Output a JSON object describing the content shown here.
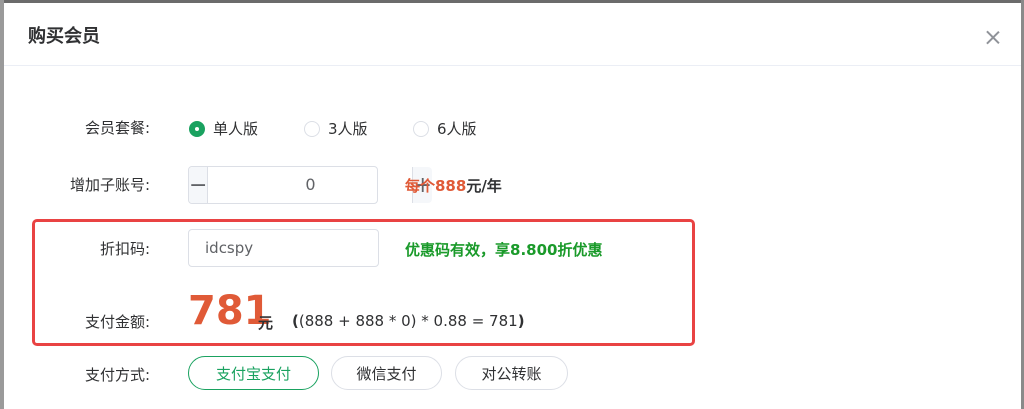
{
  "dialog": {
    "title": "购买会员"
  },
  "plan": {
    "label": "会员套餐:",
    "options": [
      {
        "label": "单人版",
        "selected": true
      },
      {
        "label": "3人版",
        "selected": false
      },
      {
        "label": "6人版",
        "selected": false
      }
    ]
  },
  "sub_accounts": {
    "label": "增加子账号:",
    "value": "0",
    "minus": "−",
    "plus": "+",
    "price_note": "每个888",
    "price_unit": "元/年"
  },
  "coupon": {
    "label": "折扣码:",
    "value": "idcspy",
    "status": "优惠码有效，享8.800折优惠"
  },
  "payment": {
    "label": "支付金额:",
    "amount": "781",
    "unit": "元",
    "formula_open": "(",
    "formula": "(888 + 888 * 0) * 0.88 = 781",
    "formula_close": ")"
  },
  "pay_method": {
    "label": "支付方式:",
    "options": [
      {
        "label": "支付宝支付",
        "active": true
      },
      {
        "label": "微信支付",
        "active": false
      },
      {
        "label": "对公转账",
        "active": false
      }
    ]
  },
  "colors": {
    "accent_green": "#1aa260",
    "price_red": "#e05a37",
    "highlight_box": "#e94343",
    "success_green": "#1a9a2a"
  }
}
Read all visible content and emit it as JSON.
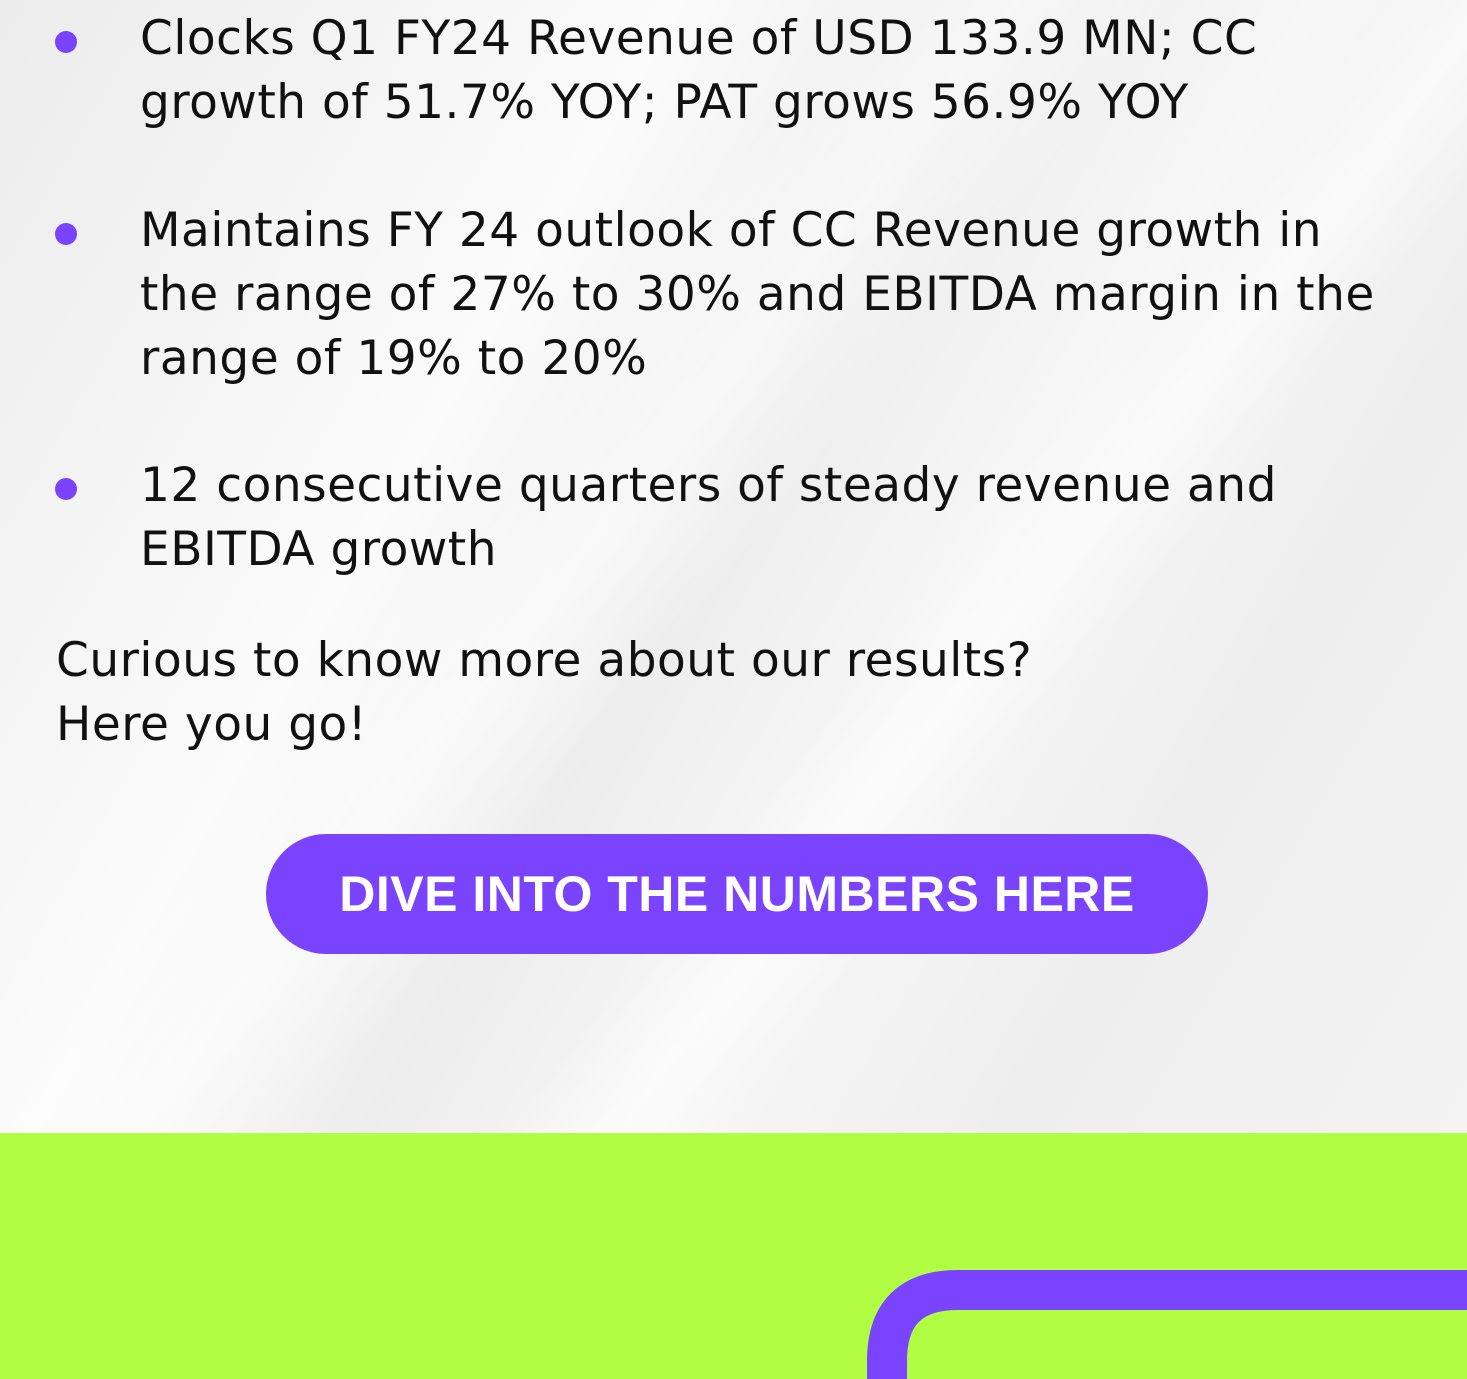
{
  "highlights": {
    "items": [
      {
        "text": "Clocks Q1 FY24 Revenue of USD 133.9 MN; CC growth of 51.7% YOY; PAT grows 56.9% YOY"
      },
      {
        "text": "Maintains FY 24 outlook of CC Revenue growth in the range of 27% to 30% and EBITDA margin in the range of 19% to 20%"
      },
      {
        "text": "12 consecutive quarters of steady revenue and EBITDA growth"
      }
    ]
  },
  "cta": {
    "line1": "Curious to know more about our results?",
    "line2": "Here you go!",
    "button_label": "DIVE INTO THE NUMBERS HERE"
  },
  "colors": {
    "accent": "#7a44ff",
    "footer_background": "#b1fd44",
    "text": "#111111"
  }
}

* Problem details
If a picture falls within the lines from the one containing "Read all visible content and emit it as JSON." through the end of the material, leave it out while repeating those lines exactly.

* Answer
Read all visible content and emit it as JSON.
{
  "highlights": {
    "items": [
      {
        "text": "Clocks Q1 FY24 Revenue of USD 133.9 MN; CC growth of 51.7% YOY; PAT grows 56.9% YOY"
      },
      {
        "text": "Maintains FY 24 outlook of CC Revenue growth in the range of 27% to 30% and EBITDA margin in the range of 19% to 20%"
      },
      {
        "text": "12 consecutive quarters of steady revenue and EBITDA growth"
      }
    ]
  },
  "cta": {
    "line1": "Curious to know more about our results?",
    "line2": "Here you go!",
    "button_label": "DIVE INTO THE NUMBERS HERE"
  },
  "colors": {
    "accent": "#7a44ff",
    "footer_background": "#b1fd44",
    "text": "#111111"
  }
}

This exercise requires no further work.